### What you will do
Every line of the data below must be output exactly, with images left out.

- Opening Delimiter -

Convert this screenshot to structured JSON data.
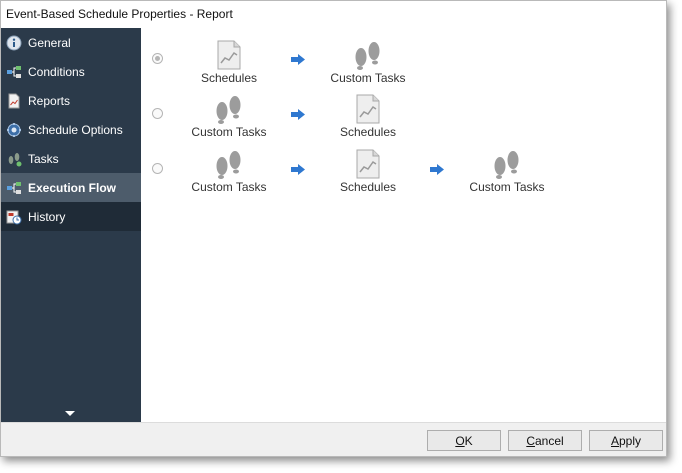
{
  "window": {
    "title": "Event-Based Schedule Properties - Report"
  },
  "sidebar": {
    "items": [
      {
        "label": "General",
        "icon": "info-icon",
        "active": false
      },
      {
        "label": "Conditions",
        "icon": "conditions-icon",
        "active": false
      },
      {
        "label": "Reports",
        "icon": "report-icon",
        "active": false
      },
      {
        "label": "Schedule Options",
        "icon": "schedule-options-icon",
        "active": false
      },
      {
        "label": "Tasks",
        "icon": "footprints-icon",
        "active": false
      },
      {
        "label": "Execution Flow",
        "icon": "execution-flow-icon",
        "active": true
      },
      {
        "label": "History",
        "icon": "history-icon",
        "active": false
      }
    ]
  },
  "flow": {
    "options": [
      {
        "selected": true,
        "steps": [
          "Schedules",
          "Custom Tasks"
        ]
      },
      {
        "selected": false,
        "steps": [
          "Custom Tasks",
          "Schedules"
        ]
      },
      {
        "selected": false,
        "steps": [
          "Custom Tasks",
          "Schedules",
          "Custom Tasks"
        ]
      }
    ]
  },
  "buttons": {
    "ok": {
      "accel": "O",
      "rest": "K"
    },
    "cancel": {
      "accel": "C",
      "rest": "ancel"
    },
    "apply": {
      "accel": "A",
      "rest": "pply"
    }
  },
  "colors": {
    "sidebar_bg": "#2b3a4a",
    "active_item": "#4d5c6b",
    "arrow_blue": "#2f78d0"
  }
}
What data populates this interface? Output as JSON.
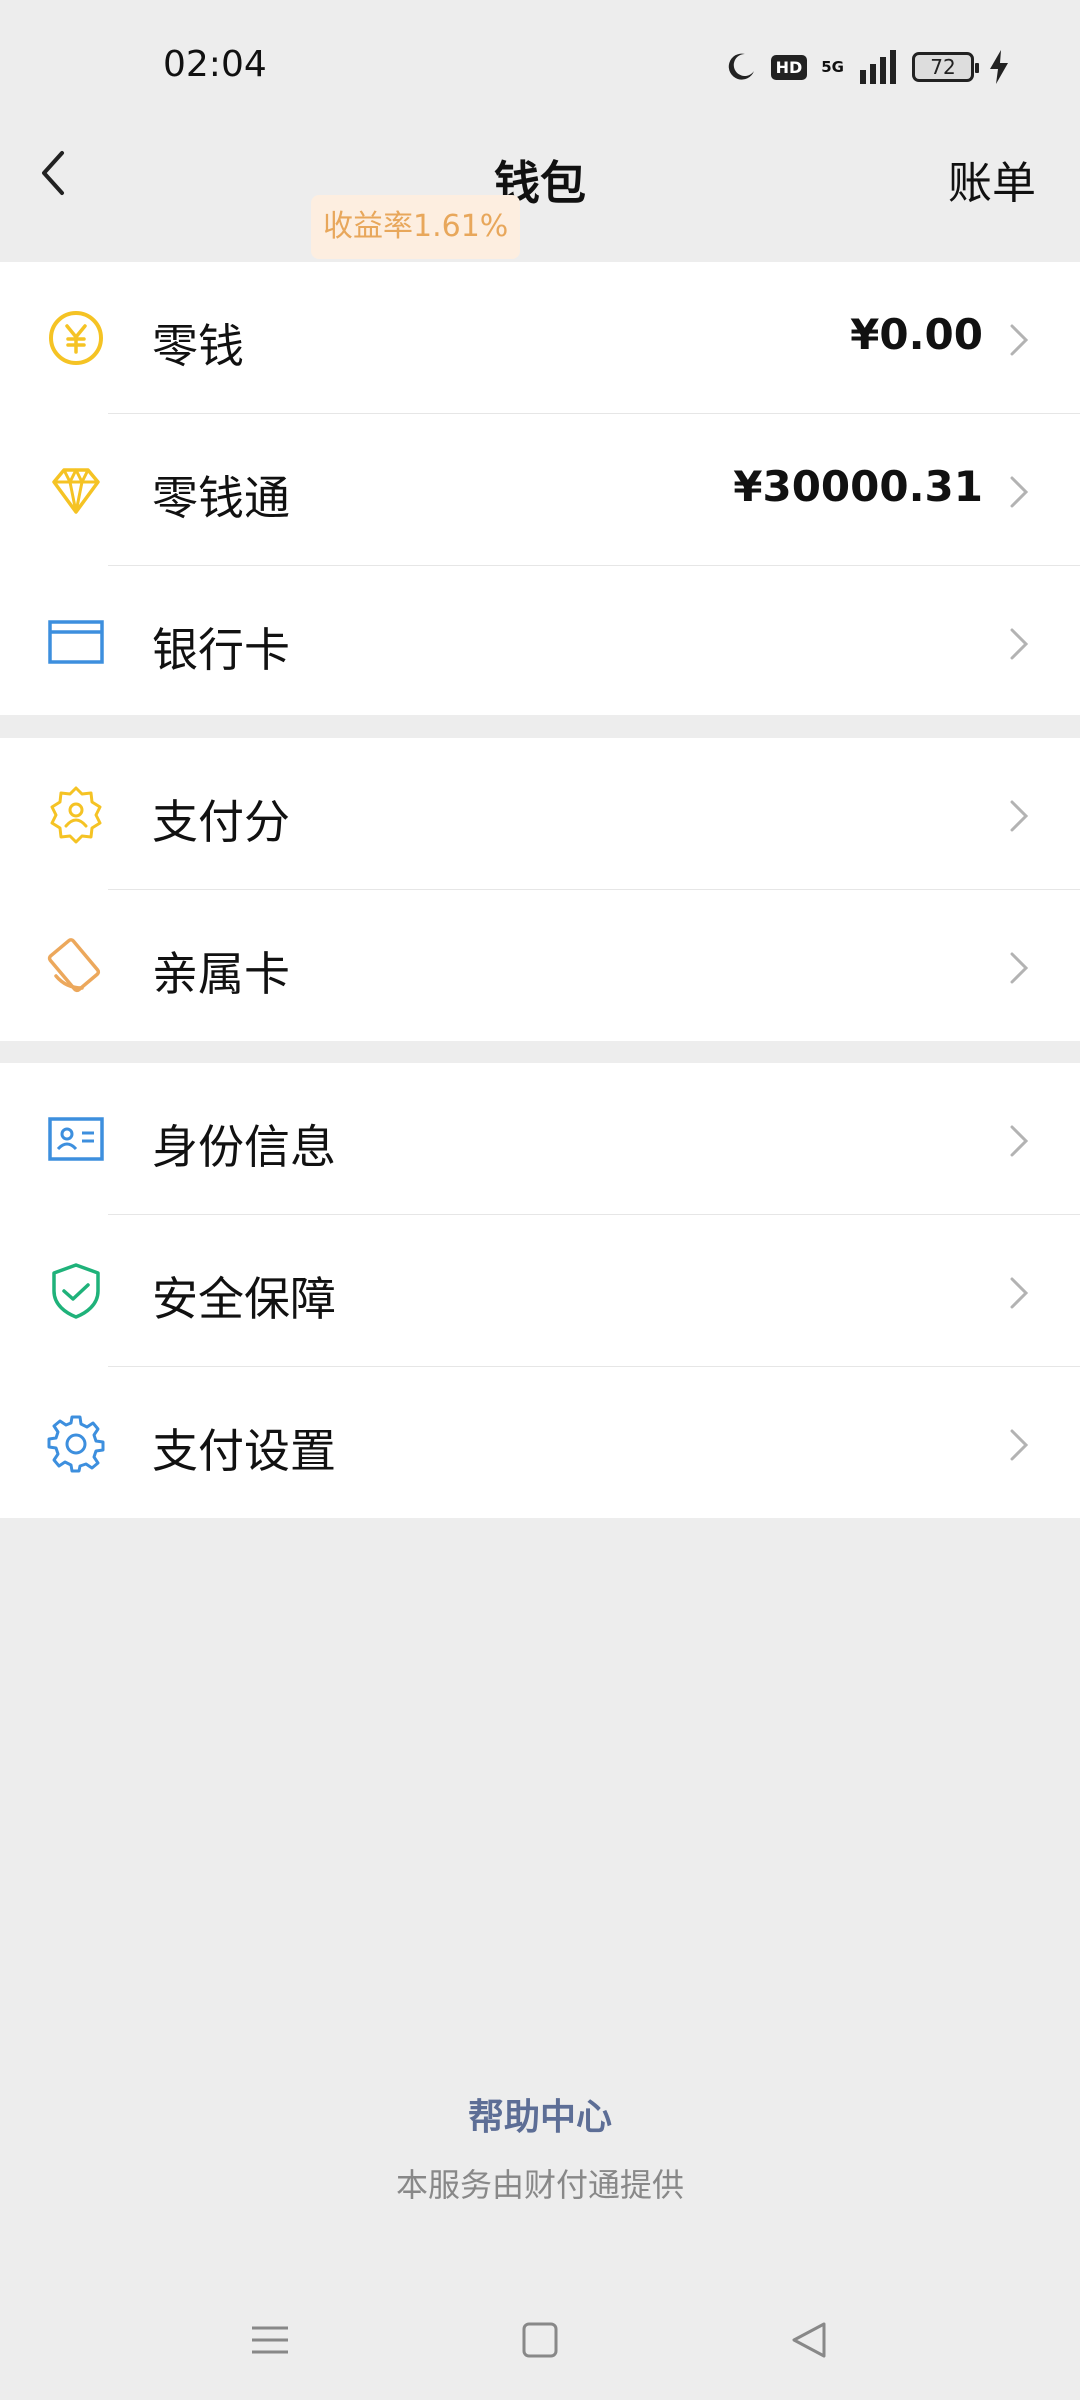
{
  "status": {
    "time": "02:04",
    "battery": "72",
    "hd": "HD",
    "network": "5G"
  },
  "nav": {
    "title": "钱包",
    "right": "账单"
  },
  "groups": [
    {
      "items": [
        {
          "label": "零钱",
          "value": "¥0.00",
          "icon": "yuan-coin-icon"
        },
        {
          "label": "零钱通",
          "badge": "收益率1.61%",
          "value": "¥30000.31",
          "icon": "diamond-icon"
        },
        {
          "label": "银行卡",
          "icon": "bank-card-icon"
        }
      ]
    },
    {
      "items": [
        {
          "label": "支付分",
          "icon": "credit-score-icon"
        },
        {
          "label": "亲属卡",
          "icon": "family-card-icon"
        }
      ]
    },
    {
      "items": [
        {
          "label": "身份信息",
          "icon": "id-card-icon"
        },
        {
          "label": "安全保障",
          "icon": "shield-check-icon"
        },
        {
          "label": "支付设置",
          "icon": "gear-icon"
        }
      ]
    }
  ],
  "footer": {
    "help": "帮助中心",
    "provider": "本服务由财付通提供"
  },
  "colors": {
    "yellow": "#f5c324",
    "orange": "#eca85c",
    "blue": "#3d8fde",
    "green": "#1fb27a",
    "link": "#5d6e96"
  }
}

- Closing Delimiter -

### Result of this exercise
Convert this screenshot to structured JSON data.
{
  "window": {
    "title": "Event-Based Schedule Properties - Report"
  },
  "sidebar": {
    "items": [
      {
        "label": "General",
        "icon": "info-icon",
        "active": false
      },
      {
        "label": "Conditions",
        "icon": "conditions-icon",
        "active": false
      },
      {
        "label": "Reports",
        "icon": "report-icon",
        "active": false
      },
      {
        "label": "Schedule Options",
        "icon": "schedule-options-icon",
        "active": false
      },
      {
        "label": "Tasks",
        "icon": "footprints-icon",
        "active": false
      },
      {
        "label": "Execution Flow",
        "icon": "execution-flow-icon",
        "active": true
      },
      {
        "label": "History",
        "icon": "history-icon",
        "active": false
      }
    ]
  },
  "flow": {
    "options": [
      {
        "selected": true,
        "steps": [
          "Schedules",
          "Custom Tasks"
        ]
      },
      {
        "selected": false,
        "steps": [
          "Custom Tasks",
          "Schedules"
        ]
      },
      {
        "selected": false,
        "steps": [
          "Custom Tasks",
          "Schedules",
          "Custom Tasks"
        ]
      }
    ]
  },
  "buttons": {
    "ok": {
      "accel": "O",
      "rest": "K"
    },
    "cancel": {
      "accel": "C",
      "rest": "ancel"
    },
    "apply": {
      "accel": "A",
      "rest": "pply"
    }
  },
  "colors": {
    "sidebar_bg": "#2b3a4a",
    "active_item": "#4d5c6b",
    "arrow_blue": "#2f78d0"
  }
}
What data populates this interface? Output as JSON.
{
  "status": {
    "time": "02:04",
    "battery": "72",
    "hd": "HD",
    "network": "5G"
  },
  "nav": {
    "title": "钱包",
    "right": "账单"
  },
  "groups": [
    {
      "items": [
        {
          "label": "零钱",
          "value": "¥0.00",
          "icon": "yuan-coin-icon"
        },
        {
          "label": "零钱通",
          "badge": "收益率1.61%",
          "value": "¥30000.31",
          "icon": "diamond-icon"
        },
        {
          "label": "银行卡",
          "icon": "bank-card-icon"
        }
      ]
    },
    {
      "items": [
        {
          "label": "支付分",
          "icon": "credit-score-icon"
        },
        {
          "label": "亲属卡",
          "icon": "family-card-icon"
        }
      ]
    },
    {
      "items": [
        {
          "label": "身份信息",
          "icon": "id-card-icon"
        },
        {
          "label": "安全保障",
          "icon": "shield-check-icon"
        },
        {
          "label": "支付设置",
          "icon": "gear-icon"
        }
      ]
    }
  ],
  "footer": {
    "help": "帮助中心",
    "provider": "本服务由财付通提供"
  },
  "colors": {
    "yellow": "#f5c324",
    "orange": "#eca85c",
    "blue": "#3d8fde",
    "green": "#1fb27a",
    "link": "#5d6e96"
  }
}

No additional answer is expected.